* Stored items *

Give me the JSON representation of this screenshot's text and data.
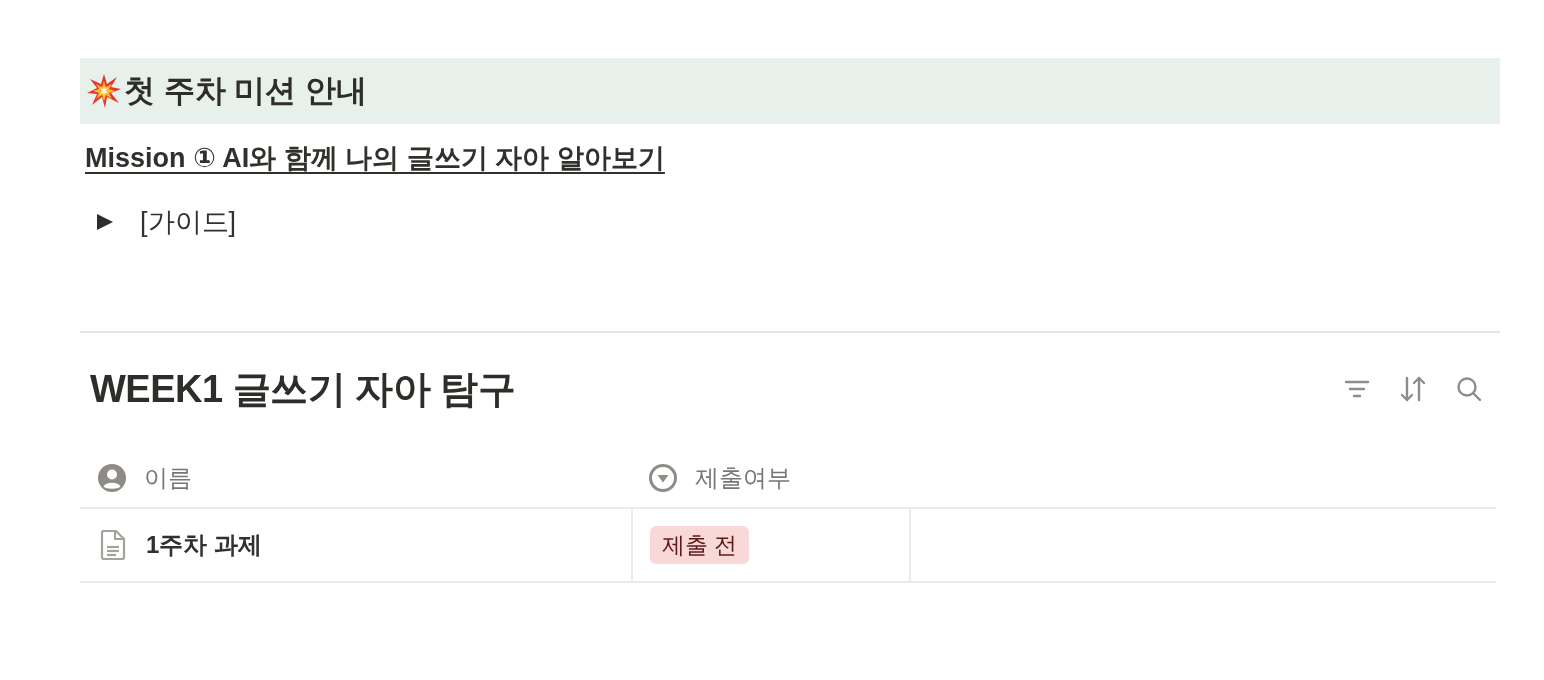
{
  "callout_heading": {
    "text": "첫 주차 미션 안내"
  },
  "mission_link": {
    "text": "Mission ① AI와 함께 나의 글쓰기 자아 알아보기"
  },
  "toggle": {
    "label": "[가이드]",
    "expanded": false
  },
  "database": {
    "title": "WEEK1 글쓰기 자아 탐구",
    "columns": [
      {
        "label": "이름",
        "kind": "title"
      },
      {
        "label": "제출여부",
        "kind": "select"
      }
    ],
    "rows": [
      {
        "name": "1주차 과제",
        "status": {
          "label": "제출 전",
          "color": "#f8d9d7"
        }
      }
    ]
  }
}
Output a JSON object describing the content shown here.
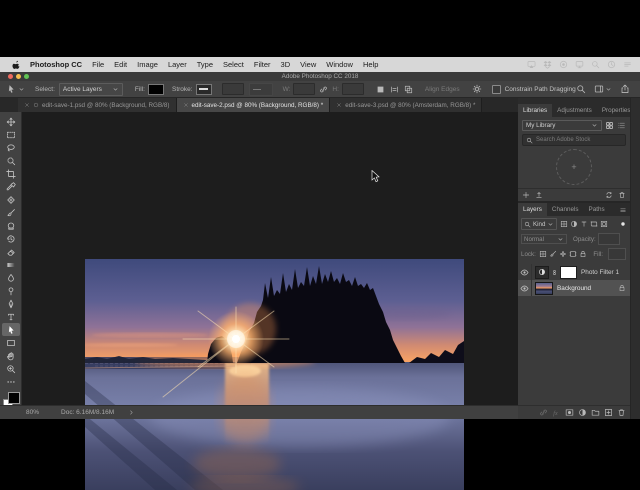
{
  "colors": {
    "menubar_bg": "#d7d7d7",
    "titlebar_bg": "#3a3a3a",
    "panel_bg": "#3b3b3b",
    "canvas_bg": "#1d1d1d",
    "selected_layer_bg": "#525252",
    "traffic_red": "#ee6a5f",
    "traffic_yellow": "#f5bd4f",
    "traffic_green": "#61c354"
  },
  "menu_bar": {
    "app_menu": "Photoshop CC",
    "items": [
      "File",
      "Edit",
      "Image",
      "Layer",
      "Type",
      "Select",
      "Filter",
      "3D",
      "View",
      "Window",
      "Help"
    ],
    "status_icons": [
      "airplay-icon",
      "dropbox-icon",
      "screen-record-icon",
      "display-icon",
      "spotlight-icon",
      "clock-icon",
      "notification-list-icon"
    ]
  },
  "window_title": "Adobe Photoshop CC 2018",
  "options_bar": {
    "select_label": "Select:",
    "select_value": "Active Layers",
    "fill_label": "Fill:",
    "stroke_label": "Stroke:",
    "w_label": "W:",
    "h_label": "H:",
    "align_edges_label": "Align Edges",
    "constrain_label": "Constrain Path Dragging"
  },
  "document_tabs": [
    {
      "title": "edit-save-1.psd @ 80% (Background, RGB/8)",
      "active": false,
      "status_icon": true
    },
    {
      "title": "edit-save-2.psd @ 80% (Background, RGB/8) *",
      "active": true,
      "status_icon": false
    },
    {
      "title": "edit-save-3.psd @ 80% (Amsterdam, RGB/8) *",
      "active": false,
      "status_icon": false
    }
  ],
  "toolbar": {
    "selected_tool": "path-selection-tool",
    "tools": [
      "move-tool",
      "marquee-tool",
      "lasso-tool",
      "quick-selection-tool",
      "crop-tool",
      "eyedropper-tool",
      "spot-healing-tool",
      "brush-tool",
      "clone-stamp-tool",
      "history-brush-tool",
      "eraser-tool",
      "gradient-tool",
      "blur-tool",
      "dodge-tool",
      "pen-tool",
      "type-tool",
      "path-selection-tool",
      "rectangle-tool",
      "hand-tool",
      "zoom-tool",
      "edit-toolbar-ellipsis"
    ]
  },
  "canvas": {
    "photo_description": "Sunset beach with silhouetted tree-topped sea stack, sun star between rocks, wet-sand reflections"
  },
  "libraries_panel": {
    "tabs": [
      "Libraries",
      "Adjustments",
      "Properties"
    ],
    "active_tab": 0,
    "library_name": "My Library",
    "search_placeholder": "Search Adobe Stock",
    "footer_icons_left": [
      "new-library-item-icon",
      "share-library-icon"
    ],
    "footer_icons_right": [
      "sync-library-icon",
      "delete-library-item-icon"
    ]
  },
  "layers_panel": {
    "tabs": [
      "Layers",
      "Channels",
      "Paths"
    ],
    "active_tab": 0,
    "filter_label": "Kind",
    "filter_icons": [
      "pixel-layer-filter-icon",
      "adjustment-layer-filter-icon",
      "type-layer-filter-icon",
      "shape-layer-filter-icon",
      "smart-object-filter-icon"
    ],
    "blend_mode": "Normal",
    "opacity_label": "Opacity:",
    "lock_label": "Lock:",
    "lock_icons": [
      "lock-transparency-icon",
      "lock-pixels-icon",
      "lock-position-icon",
      "lock-artboard-icon",
      "lock-all-icon"
    ],
    "fill_label": "Fill:",
    "layers": [
      {
        "name": "Photo Filter 1",
        "kind": "adjustment",
        "visible": true,
        "selected": false,
        "locked": false
      },
      {
        "name": "Background",
        "kind": "image",
        "visible": true,
        "selected": true,
        "locked": true
      }
    ],
    "footer_icons": [
      "link-layers-icon",
      "layer-effects-icon",
      "layer-mask-icon",
      "new-adjustment-layer-icon",
      "layer-group-icon",
      "new-layer-icon",
      "delete-layer-icon"
    ]
  },
  "status_bar": {
    "zoom_value": "80%",
    "doc_label": "Doc: 6.16M/8.16M"
  }
}
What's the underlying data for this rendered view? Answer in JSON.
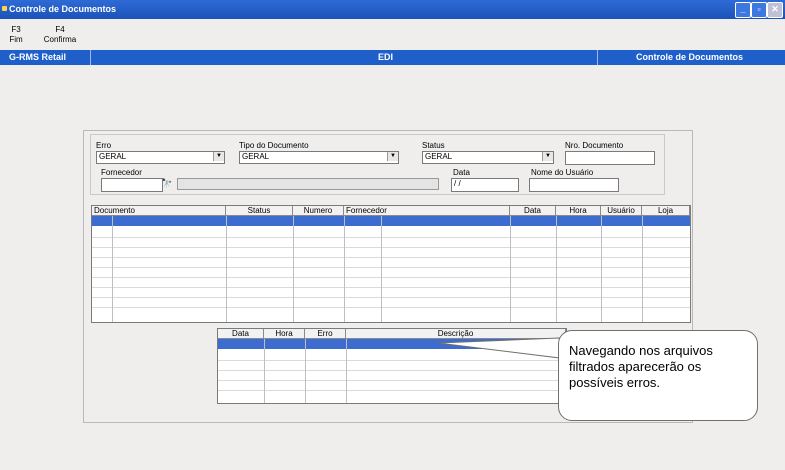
{
  "window": {
    "title": "Controle de Documentos"
  },
  "function_keys": [
    {
      "key": "F3",
      "label": "Fim"
    },
    {
      "key": "F4",
      "label": "Confirma"
    }
  ],
  "menubar": {
    "left": "G-RMS Retail",
    "center": "EDI",
    "right": "Controle de Documentos"
  },
  "filters": {
    "erro_label": "Erro",
    "erro_value": "GERAL",
    "tipo_label": "Tipo do Documento",
    "tipo_value": "GERAL",
    "status_label": "Status",
    "status_value": "GERAL",
    "nro_label": "Nro. Documento",
    "nro_value": "",
    "fornecedor_label": "Fornecedor",
    "fornecedor_value": "",
    "data_label": "Data",
    "data_value": " / /",
    "usuario_label": "Nome do Usuário",
    "usuario_value": ""
  },
  "docs_table": {
    "columns": [
      "Documento",
      "Status",
      "Numero",
      "Fornecedor",
      "Data",
      "Hora",
      "Usuário",
      "Loja"
    ]
  },
  "errors_table": {
    "columns": [
      "Data",
      "Hora",
      "Erro",
      "Descrição"
    ]
  },
  "callout": {
    "text": "Navegando nos arquivos filtrados aparecerão os possíveis erros."
  }
}
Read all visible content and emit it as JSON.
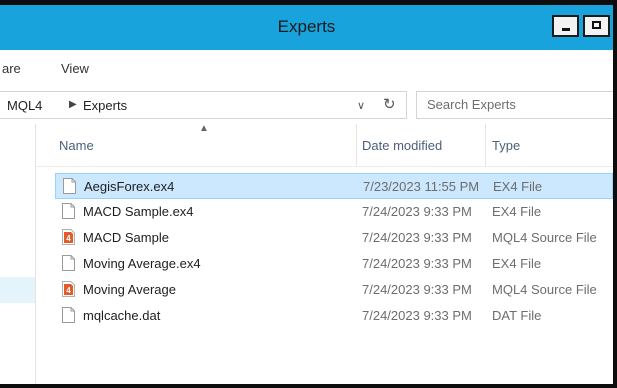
{
  "window": {
    "title": "Experts"
  },
  "ribbon": {
    "tabs": [
      {
        "label": "are"
      },
      {
        "label": "View"
      }
    ]
  },
  "address": {
    "crumbs": [
      "MQL4",
      "Experts"
    ]
  },
  "search": {
    "placeholder": "Search Experts"
  },
  "columns": {
    "name": "Name",
    "date": "Date modified",
    "type": "Type"
  },
  "files": [
    {
      "name": "AegisForex.ex4",
      "date": "7/23/2023 11:55 PM",
      "type": "EX4 File",
      "icon": "file-icon",
      "selected": true
    },
    {
      "name": "MACD Sample.ex4",
      "date": "7/24/2023 9:33 PM",
      "type": "EX4 File",
      "icon": "file-icon"
    },
    {
      "name": "MACD Sample",
      "date": "7/24/2023 9:33 PM",
      "type": "MQL4 Source File",
      "icon": "mql4-file-icon"
    },
    {
      "name": "Moving Average.ex4",
      "date": "7/24/2023 9:33 PM",
      "type": "EX4 File",
      "icon": "file-icon"
    },
    {
      "name": "Moving Average",
      "date": "7/24/2023 9:33 PM",
      "type": "MQL4 Source File",
      "icon": "mql4-file-icon"
    },
    {
      "name": "mqlcache.dat",
      "date": "7/24/2023 9:33 PM",
      "type": "DAT File",
      "icon": "file-icon"
    }
  ],
  "colors": {
    "titlebar": "#19a3dc",
    "selection": "#cce8ff",
    "selection_border": "#99d1ff",
    "mql4_icon": "#e25c2b"
  }
}
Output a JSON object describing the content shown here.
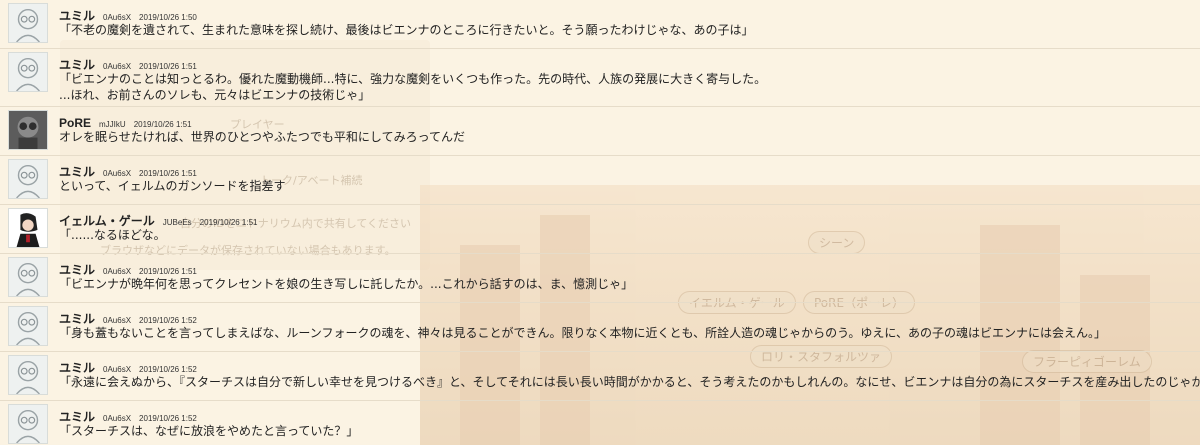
{
  "background": {
    "ghost_texts": [
      "プレイヤー",
      "トーク/アベート補続",
      "自分のIDをユドナリウム内で共有してください",
      "ブラウザなどにデータが保存されていない場合もあります。"
    ],
    "pills": [
      "シーン",
      "イエルム・ゲール",
      "PoRE（ポーレ）",
      "ロリ・スタフォルツァ",
      "フラーピィゴーレム"
    ]
  },
  "messages": [
    {
      "name": "ユミル",
      "uid": "0Au6sX",
      "time": "2019/10/26 1:50",
      "avatar": "yumil-avatar-icon",
      "lines": [
        "「不老の魔剣を遺されて、生まれた意味を探し続け、最後はビエンナのところに行きたいと。そう願ったわけじゃな、あの子は」"
      ]
    },
    {
      "name": "ユミル",
      "uid": "0Au6sX",
      "time": "2019/10/26 1:51",
      "avatar": "yumil-avatar-icon",
      "lines": [
        "「ビエンナのことは知っとるわ。優れた魔動機師...特に、強力な魔剣をいくつも作った。先の時代、人族の発展に大きく寄与した。",
        "...ほれ、お前さんのソレも、元々はビエンナの技術じゃ」"
      ]
    },
    {
      "name": "PoRE",
      "uid": "mJJIkU",
      "time": "2019/10/26 1:51",
      "avatar": "pore-avatar-icon",
      "lines": [
        "オレを眠らせたければ、世界のひとつやふたつでも平和にしてみろってんだ"
      ]
    },
    {
      "name": "ユミル",
      "uid": "0Au6sX",
      "time": "2019/10/26 1:51",
      "avatar": "yumil-avatar-icon",
      "lines": [
        "といって、イェルムのガンソードを指差す"
      ]
    },
    {
      "name": "イェルム・ゲール",
      "uid": "JUBeEs",
      "time": "2019/10/26 1:51",
      "avatar": "yelm-avatar-icon",
      "lines": [
        "「......なるほどな。"
      ]
    },
    {
      "name": "ユミル",
      "uid": "0Au6sX",
      "time": "2019/10/26 1:51",
      "avatar": "yumil-avatar-icon",
      "lines": [
        "「ビエンナが晩年何を思ってクレセントを娘の生き写しに託したか。...これから話すのは、ま、憶測じゃ」"
      ]
    },
    {
      "name": "ユミル",
      "uid": "0Au6sX",
      "time": "2019/10/26 1:52",
      "avatar": "yumil-avatar-icon",
      "lines": [
        "「身も蓋もないことを言ってしまえばな、ルーンフォークの魂を、神々は見ることができん。限りなく本物に近くとも、所詮人造の魂じゃからのう。ゆえに、あの子の魂はビエンナには会えん。」"
      ]
    },
    {
      "name": "ユミル",
      "uid": "0Au6sX",
      "time": "2019/10/26 1:52",
      "avatar": "yumil-avatar-icon",
      "lines": [
        "「永遠に会えぬから、『スターチスは自分で新しい幸せを見つけるべき』と、そしてそれには長い長い時間がかかると、そう考えたのかもしれんの。なにせ、ビエンナは自分の為にスターチスを産み出したのじゃから」"
      ]
    },
    {
      "name": "ユミル",
      "uid": "0Au6sX",
      "time": "2019/10/26 1:52",
      "avatar": "yumil-avatar-icon",
      "lines": [
        "「スターチスは、なぜに放浪をやめたと言っていた？」"
      ]
    }
  ]
}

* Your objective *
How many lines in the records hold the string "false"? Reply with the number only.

* Answer for this exercise *
7